* DATA PROVIDED:
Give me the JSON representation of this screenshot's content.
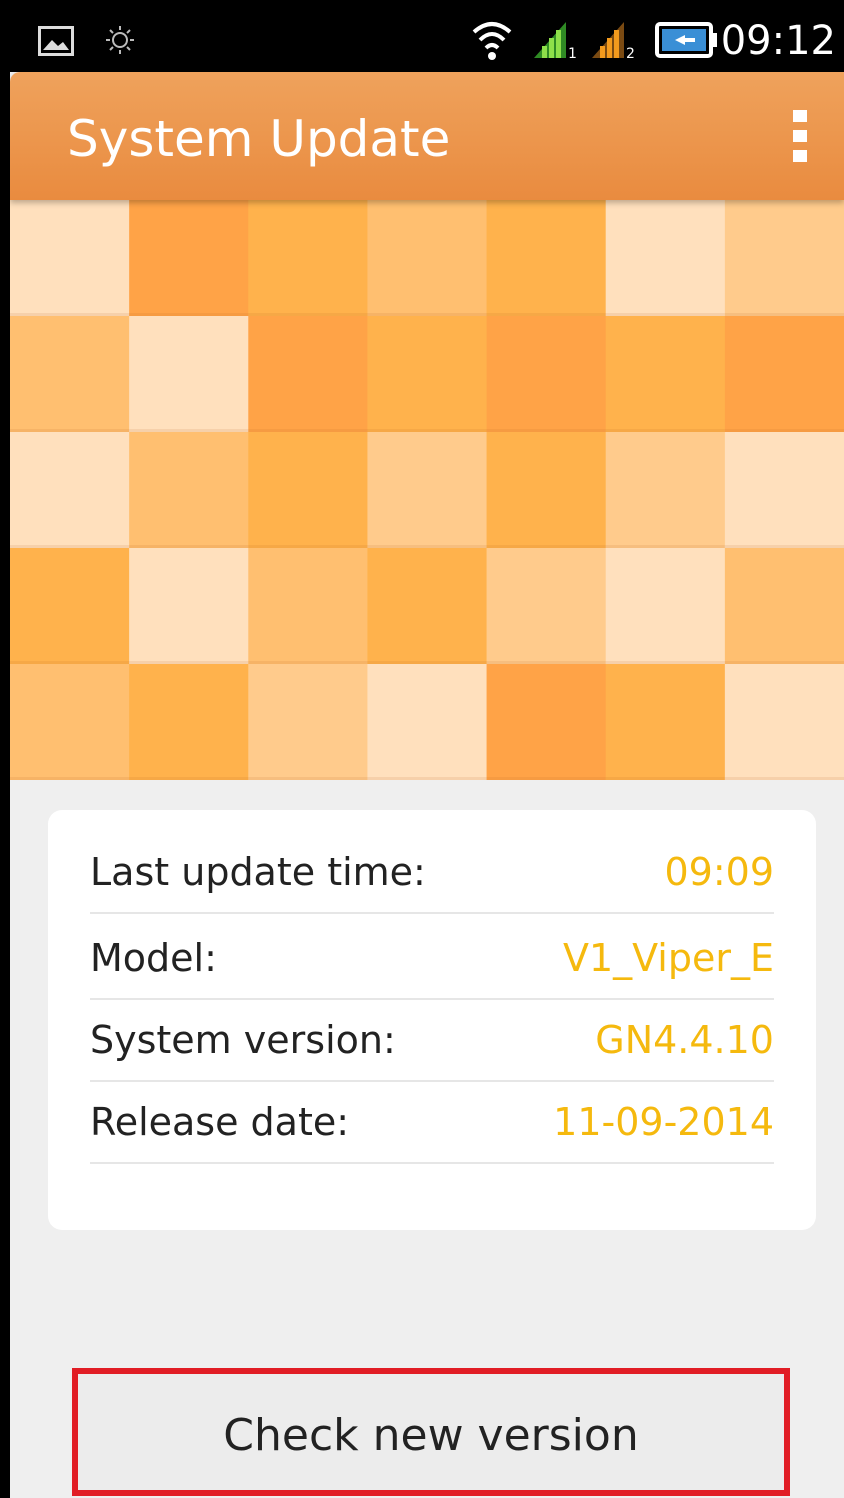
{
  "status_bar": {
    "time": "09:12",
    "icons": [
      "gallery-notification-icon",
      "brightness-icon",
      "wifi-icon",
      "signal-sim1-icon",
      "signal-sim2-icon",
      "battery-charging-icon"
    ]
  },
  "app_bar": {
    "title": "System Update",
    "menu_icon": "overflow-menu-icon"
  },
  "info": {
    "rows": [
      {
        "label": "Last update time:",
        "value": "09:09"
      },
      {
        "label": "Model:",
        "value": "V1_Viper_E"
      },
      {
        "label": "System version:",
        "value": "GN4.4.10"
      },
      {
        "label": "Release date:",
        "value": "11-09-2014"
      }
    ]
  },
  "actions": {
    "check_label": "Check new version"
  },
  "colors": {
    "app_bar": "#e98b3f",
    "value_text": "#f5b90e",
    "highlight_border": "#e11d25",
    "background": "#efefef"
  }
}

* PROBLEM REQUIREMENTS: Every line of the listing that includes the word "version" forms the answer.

* OUTPUT FOR THIS EXERCISE:
        "label": "System version:",
    "check_label": "Check new version"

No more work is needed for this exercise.